However, the CMCH never had a real permanent home, wandering to various churches, community centers and temporary locations. That changed from last year when after a long fundraising effort from public and private donations, the group purchased the building and land at 3020 Holman. The location is in the heart of the Third Ward, directly across from Blackshear Elementary School and near Riverside General Hospital.
Dr Lundy says the property needs a lot of work and restoration before it can actually start using it and says the past two years of COVID have slowed both progress and fundraising efforts. That’s why one of the goals of Philly Soul Sound Vol. 2 is to make the group, its mission and its needs known to the public. The host of the event will be Paris Eley, station manager and DJ at 1230 KCOH The Source radio.
“I just want people to go out and have a good time and hear this amazing music that means so much to so many people,” Dr. Lundy sums up. “And dance!”
Philly Soul Sound Vol. 2 is at 8:15 p.m. on Saturday, April 16 at the Miller Outdoor Theater, 6000 Hermann Park. For more information, call 832-487-7102 or visit MillerOutdoorTheatre.com.

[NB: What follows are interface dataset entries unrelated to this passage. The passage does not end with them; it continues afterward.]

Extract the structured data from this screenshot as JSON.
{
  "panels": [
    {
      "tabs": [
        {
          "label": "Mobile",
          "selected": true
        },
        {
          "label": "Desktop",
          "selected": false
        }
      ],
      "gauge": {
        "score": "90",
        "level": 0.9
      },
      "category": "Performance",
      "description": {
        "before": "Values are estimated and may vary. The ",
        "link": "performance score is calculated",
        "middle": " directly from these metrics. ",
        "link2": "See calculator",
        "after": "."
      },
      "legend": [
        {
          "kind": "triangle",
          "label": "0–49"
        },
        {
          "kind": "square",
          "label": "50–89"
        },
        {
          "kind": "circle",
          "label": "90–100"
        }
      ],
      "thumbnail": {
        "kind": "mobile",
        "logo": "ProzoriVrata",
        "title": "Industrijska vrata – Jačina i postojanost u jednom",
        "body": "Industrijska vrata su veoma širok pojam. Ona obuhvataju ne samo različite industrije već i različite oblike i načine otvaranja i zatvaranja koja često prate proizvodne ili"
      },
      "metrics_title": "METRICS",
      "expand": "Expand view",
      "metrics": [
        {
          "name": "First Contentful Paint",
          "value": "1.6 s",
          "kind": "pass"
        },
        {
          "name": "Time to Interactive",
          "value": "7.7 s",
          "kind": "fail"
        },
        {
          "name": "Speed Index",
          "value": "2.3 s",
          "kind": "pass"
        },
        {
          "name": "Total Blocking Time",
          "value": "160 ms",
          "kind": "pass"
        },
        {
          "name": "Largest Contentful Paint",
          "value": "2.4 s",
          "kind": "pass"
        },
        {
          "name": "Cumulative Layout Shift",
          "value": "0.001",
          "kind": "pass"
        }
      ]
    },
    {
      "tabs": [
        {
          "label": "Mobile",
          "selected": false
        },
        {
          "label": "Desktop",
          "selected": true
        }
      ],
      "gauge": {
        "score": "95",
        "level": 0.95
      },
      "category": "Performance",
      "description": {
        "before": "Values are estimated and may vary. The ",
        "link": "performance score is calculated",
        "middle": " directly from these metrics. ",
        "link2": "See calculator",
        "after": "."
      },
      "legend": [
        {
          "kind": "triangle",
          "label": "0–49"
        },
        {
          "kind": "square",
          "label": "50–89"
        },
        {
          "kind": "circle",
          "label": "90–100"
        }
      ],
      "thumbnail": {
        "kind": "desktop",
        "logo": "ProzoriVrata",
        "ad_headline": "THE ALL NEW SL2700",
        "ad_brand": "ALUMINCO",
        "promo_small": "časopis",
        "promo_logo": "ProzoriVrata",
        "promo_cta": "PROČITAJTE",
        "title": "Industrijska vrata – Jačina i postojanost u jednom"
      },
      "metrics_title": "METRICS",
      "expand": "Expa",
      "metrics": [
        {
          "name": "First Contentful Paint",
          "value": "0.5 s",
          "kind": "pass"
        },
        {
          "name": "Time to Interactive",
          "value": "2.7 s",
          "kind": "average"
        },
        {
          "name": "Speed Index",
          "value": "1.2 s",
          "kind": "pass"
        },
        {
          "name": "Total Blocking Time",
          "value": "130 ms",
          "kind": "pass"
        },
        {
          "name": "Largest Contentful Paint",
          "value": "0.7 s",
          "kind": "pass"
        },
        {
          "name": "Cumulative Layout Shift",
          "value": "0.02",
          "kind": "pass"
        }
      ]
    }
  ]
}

Seating on the lawn is free, but free seated tickets must be pre-booked online.